» Directions: Whatever the records hold, copy it exactly and completely.

» Task inputs:
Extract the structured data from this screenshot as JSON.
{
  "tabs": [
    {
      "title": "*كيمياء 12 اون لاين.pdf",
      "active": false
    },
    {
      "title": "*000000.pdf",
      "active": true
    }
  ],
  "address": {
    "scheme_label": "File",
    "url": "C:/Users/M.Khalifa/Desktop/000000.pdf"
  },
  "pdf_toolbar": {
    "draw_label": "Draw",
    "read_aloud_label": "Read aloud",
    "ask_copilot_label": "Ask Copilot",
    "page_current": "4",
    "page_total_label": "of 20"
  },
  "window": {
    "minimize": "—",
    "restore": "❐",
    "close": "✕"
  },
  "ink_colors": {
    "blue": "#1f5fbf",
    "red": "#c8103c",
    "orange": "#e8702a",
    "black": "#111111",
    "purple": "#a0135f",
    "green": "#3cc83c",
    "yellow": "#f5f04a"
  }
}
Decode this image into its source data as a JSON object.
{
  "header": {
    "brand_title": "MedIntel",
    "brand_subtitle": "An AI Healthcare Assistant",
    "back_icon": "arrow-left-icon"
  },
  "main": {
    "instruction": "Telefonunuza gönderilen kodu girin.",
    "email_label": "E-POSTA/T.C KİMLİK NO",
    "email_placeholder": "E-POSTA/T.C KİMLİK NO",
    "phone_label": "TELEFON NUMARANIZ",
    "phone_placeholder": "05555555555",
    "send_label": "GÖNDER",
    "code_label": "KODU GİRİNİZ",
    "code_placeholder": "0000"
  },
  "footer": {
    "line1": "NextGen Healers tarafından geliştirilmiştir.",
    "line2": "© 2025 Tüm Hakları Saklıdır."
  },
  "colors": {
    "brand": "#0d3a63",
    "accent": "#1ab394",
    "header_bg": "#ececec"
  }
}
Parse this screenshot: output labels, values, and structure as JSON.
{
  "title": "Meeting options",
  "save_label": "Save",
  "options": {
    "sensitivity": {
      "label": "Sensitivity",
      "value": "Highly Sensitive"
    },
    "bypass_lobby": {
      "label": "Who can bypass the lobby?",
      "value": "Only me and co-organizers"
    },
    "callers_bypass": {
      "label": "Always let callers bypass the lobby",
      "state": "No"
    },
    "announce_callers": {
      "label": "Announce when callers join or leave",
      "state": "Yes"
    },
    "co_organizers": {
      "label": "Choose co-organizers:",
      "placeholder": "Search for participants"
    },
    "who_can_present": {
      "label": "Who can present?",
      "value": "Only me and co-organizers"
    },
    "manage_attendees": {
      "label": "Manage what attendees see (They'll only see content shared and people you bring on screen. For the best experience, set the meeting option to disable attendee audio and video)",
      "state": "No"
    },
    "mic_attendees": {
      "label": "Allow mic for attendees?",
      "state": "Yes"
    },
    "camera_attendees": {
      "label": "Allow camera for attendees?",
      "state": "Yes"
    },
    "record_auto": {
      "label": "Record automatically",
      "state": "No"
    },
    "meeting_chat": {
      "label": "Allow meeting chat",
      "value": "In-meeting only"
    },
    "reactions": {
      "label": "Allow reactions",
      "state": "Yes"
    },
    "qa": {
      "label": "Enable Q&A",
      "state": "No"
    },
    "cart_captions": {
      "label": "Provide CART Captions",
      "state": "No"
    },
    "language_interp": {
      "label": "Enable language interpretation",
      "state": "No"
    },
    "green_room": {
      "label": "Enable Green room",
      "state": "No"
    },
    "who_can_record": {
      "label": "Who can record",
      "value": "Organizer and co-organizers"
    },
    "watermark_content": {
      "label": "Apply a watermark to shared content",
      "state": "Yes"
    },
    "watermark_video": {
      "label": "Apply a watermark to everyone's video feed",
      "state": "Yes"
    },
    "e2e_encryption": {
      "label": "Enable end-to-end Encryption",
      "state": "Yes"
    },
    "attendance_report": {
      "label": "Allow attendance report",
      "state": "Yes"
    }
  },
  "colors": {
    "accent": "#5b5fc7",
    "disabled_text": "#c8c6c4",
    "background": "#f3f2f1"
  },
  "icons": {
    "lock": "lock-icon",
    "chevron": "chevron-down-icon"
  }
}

» Response to the exercise:
Extract the structured data from this screenshot as JSON.
{
  "tabs": [
    {
      "title": "*كيمياء 12 اون لاين.pdf",
      "active": false
    },
    {
      "title": "*000000.pdf",
      "active": true
    }
  ],
  "address": {
    "scheme_label": "File",
    "url": "C:/Users/M.Khalifa/Desktop/000000.pdf"
  },
  "pdf_toolbar": {
    "draw_label": "Draw",
    "read_aloud_label": "Read aloud",
    "ask_copilot_label": "Ask Copilot",
    "page_current": "4",
    "page_total_label": "of 20"
  },
  "window": {
    "minimize": "—",
    "restore": "❐",
    "close": "✕"
  },
  "ink_colors": {
    "blue": "#1f5fbf",
    "red": "#c8103c",
    "orange": "#e8702a",
    "black": "#111111",
    "purple": "#a0135f",
    "green": "#3cc83c",
    "yellow": "#f5f04a"
  }
}
Decode this image into its source data as a JSON object.
{
  "header": {
    "brand_title": "MedIntel",
    "brand_subtitle": "An AI Healthcare Assistant",
    "back_icon": "arrow-left-icon"
  },
  "main": {
    "instruction": "Telefonunuza gönderilen kodu girin.",
    "email_label": "E-POSTA/T.C KİMLİK NO",
    "email_placeholder": "E-POSTA/T.C KİMLİK NO",
    "phone_label": "TELEFON NUMARANIZ",
    "phone_placeholder": "05555555555",
    "send_label": "GÖNDER",
    "code_label": "KODU GİRİNİZ",
    "code_placeholder": "0000"
  },
  "footer": {
    "line1": "NextGen Healers tarafından geliştirilmiştir.",
    "line2": "© 2025 Tüm Hakları Saklıdır."
  },
  "colors": {
    "brand": "#0d3a63",
    "accent": "#1ab394",
    "header_bg": "#ececec"
  }
}
Parse this screenshot: output labels, values, and structure as JSON.
{
  "title": "Meeting options",
  "save_label": "Save",
  "options": {
    "sensitivity": {
      "label": "Sensitivity",
      "value": "Highly Sensitive"
    },
    "bypass_lobby": {
      "label": "Who can bypass the lobby?",
      "value": "Only me and co-organizers"
    },
    "callers_bypass": {
      "label": "Always let callers bypass the lobby",
      "state": "No"
    },
    "announce_callers": {
      "label": "Announce when callers join or leave",
      "state": "Yes"
    },
    "co_organizers": {
      "label": "Choose co-organizers:",
      "placeholder": "Search for participants"
    },
    "who_can_present": {
      "label": "Who can present?",
      "value": "Only me and co-organizers"
    },
    "manage_attendees": {
      "label": "Manage what attendees see (They'll only see content shared and people you bring on screen. For the best experience, set the meeting option to disable attendee audio and video)",
      "state": "No"
    },
    "mic_attendees": {
      "label": "Allow mic for attendees?",
      "state": "Yes"
    },
    "camera_attendees": {
      "label": "Allow camera for attendees?",
      "state": "Yes"
    },
    "record_auto": {
      "label": "Record automatically",
      "state": "No"
    },
    "meeting_chat": {
      "label": "Allow meeting chat",
      "value": "In-meeting only"
    },
    "reactions": {
      "label": "Allow reactions",
      "state": "Yes"
    },
    "qa": {
      "label": "Enable Q&A",
      "state": "No"
    },
    "cart_captions": {
      "label": "Provide CART Captions",
      "state": "No"
    },
    "language_interp": {
      "label": "Enable language interpretation",
      "state": "No"
    },
    "green_room": {
      "label": "Enable Green room",
      "state": "No"
    },
    "who_can_record": {
      "label": "Who can record",
      "value": "Organizer and co-organizers"
    },
    "watermark_content": {
      "label": "Apply a watermark to shared content",
      "state": "Yes"
    },
    "watermark_video": {
      "label": "Apply a watermark to everyone's video feed",
      "state": "Yes"
    },
    "e2e_encryption": {
      "label": "Enable end-to-end Encryption",
      "state": "Yes"
    },
    "attendance_report": {
      "label": "Allow attendance report",
      "state": "Yes"
    }
  },
  "colors": {
    "accent": "#5b5fc7",
    "disabled_text": "#c8c6c4",
    "background": "#f3f2f1"
  },
  "icons": {
    "lock": "lock-icon",
    "chevron": "chevron-down-icon"
  }
}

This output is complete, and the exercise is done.